### [Records provided]
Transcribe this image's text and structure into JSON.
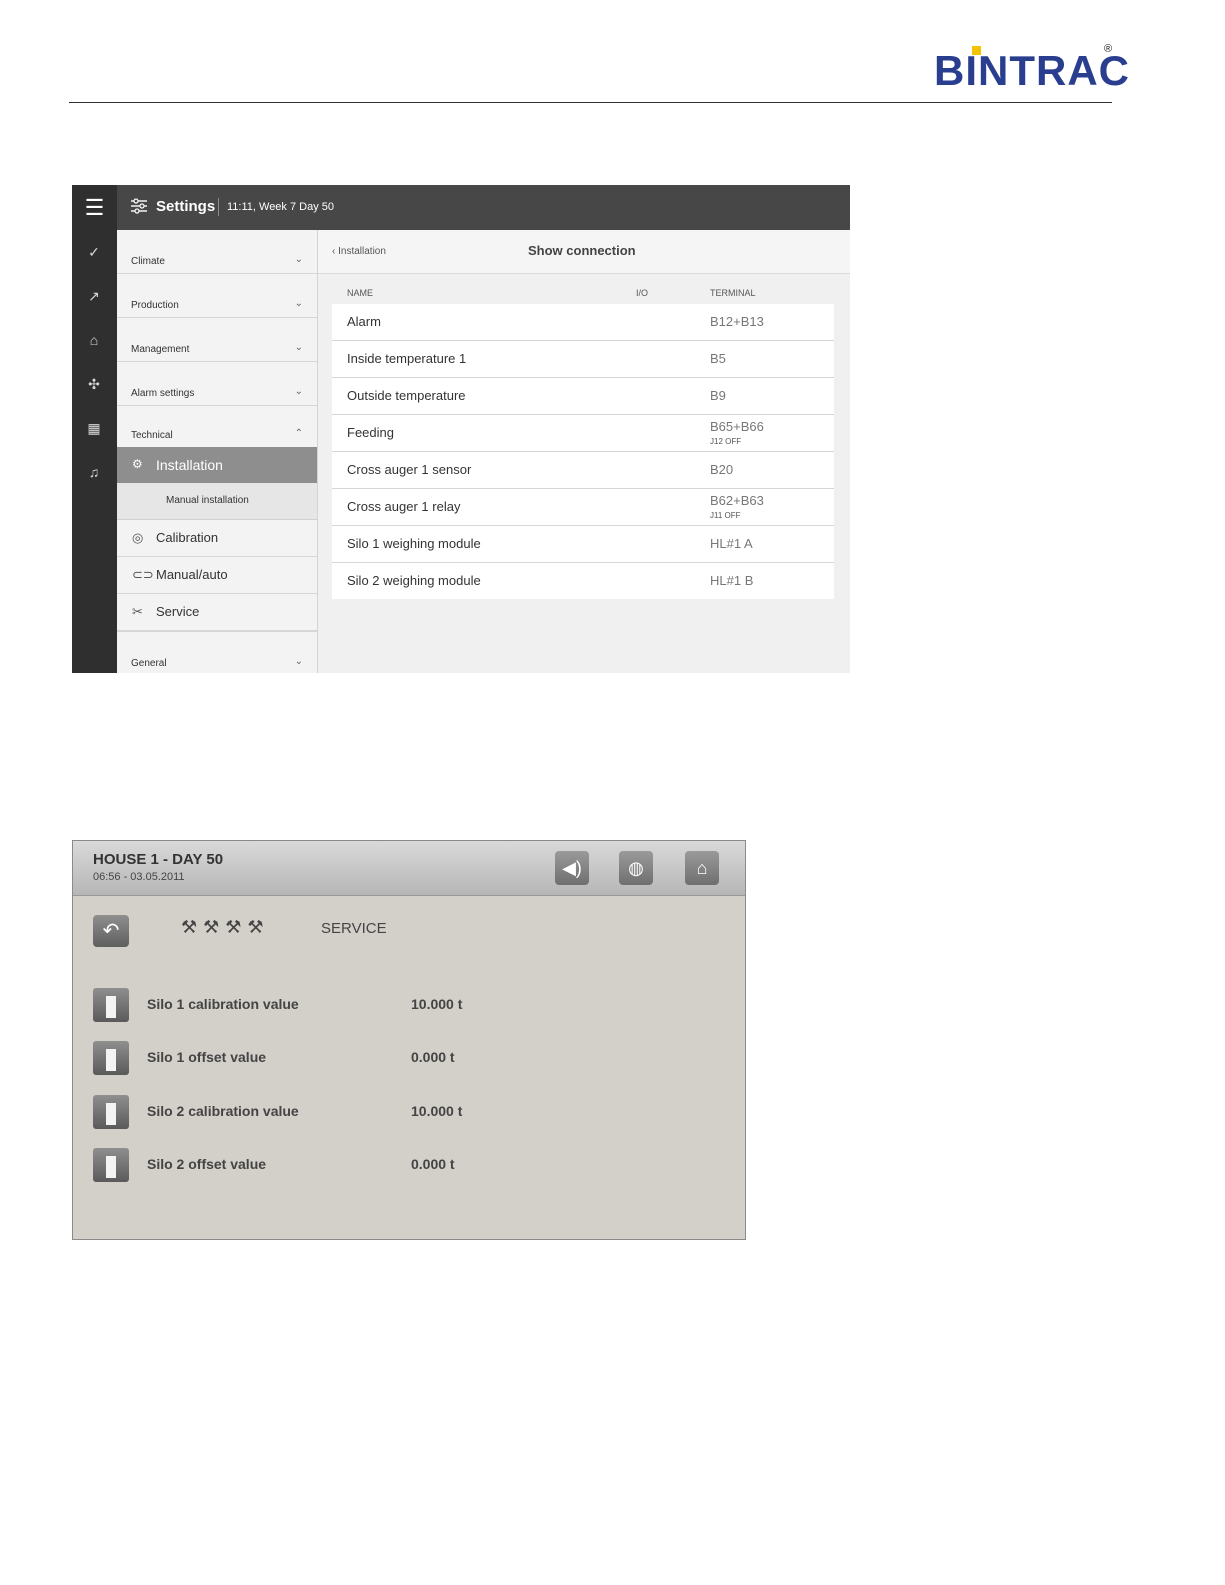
{
  "logo": {
    "text": "BINTRAC",
    "registered": "®"
  },
  "screen1": {
    "topbar": {
      "title": "Settings",
      "time": "11:11, Week 7 Day 50"
    },
    "rail_icons": [
      "dashboard-icon",
      "chart-icon",
      "house-icon",
      "fan-icon",
      "calendar-icon",
      "bell-icon"
    ],
    "nav": {
      "climate": "Climate",
      "production": "Production",
      "management": "Management",
      "alarm_settings": "Alarm settings",
      "technical": "Technical",
      "installation": "Installation",
      "manual_installation": "Manual installation",
      "calibration": "Calibration",
      "manual_auto": "Manual/auto",
      "service": "Service",
      "general": "General"
    },
    "content": {
      "back_label": "Installation",
      "title": "Show connection",
      "headers": {
        "name": "NAME",
        "io": "I/O",
        "terminal": "TERMINAL"
      },
      "rows": [
        {
          "name": "Alarm",
          "terminal": "B12+B13",
          "note": ""
        },
        {
          "name": "Inside temperature 1",
          "terminal": "B5",
          "note": ""
        },
        {
          "name": "Outside temperature",
          "terminal": "B9",
          "note": ""
        },
        {
          "name": "Feeding",
          "terminal": "B65+B66",
          "note": "J12 OFF"
        },
        {
          "name": "Cross auger 1 sensor",
          "terminal": "B20",
          "note": ""
        },
        {
          "name": "Cross auger 1 relay",
          "terminal": "B62+B63",
          "note": "J11 OFF"
        },
        {
          "name": "Silo 1 weighing module",
          "terminal": "HL#1 A",
          "note": ""
        },
        {
          "name": "Silo 2 weighing module",
          "terminal": "HL#1 B",
          "note": ""
        }
      ]
    }
  },
  "screen2": {
    "house": "HOUSE 1 - DAY 50",
    "datetime": "06:56 - 03.05.2011",
    "service_label": "SERVICE",
    "rows": [
      {
        "label": "Silo 1 calibration value",
        "value": "10.000 t"
      },
      {
        "label": "Silo 1 offset value",
        "value": "0.000 t"
      },
      {
        "label": "Silo 2 calibration value",
        "value": "10.000 t"
      },
      {
        "label": "Silo 2 offset value",
        "value": "0.000 t"
      }
    ]
  }
}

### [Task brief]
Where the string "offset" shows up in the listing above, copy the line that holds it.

### [Answer to this task]
        "label": "Silo 1 offset value",
        "label": "Silo 2 offset value",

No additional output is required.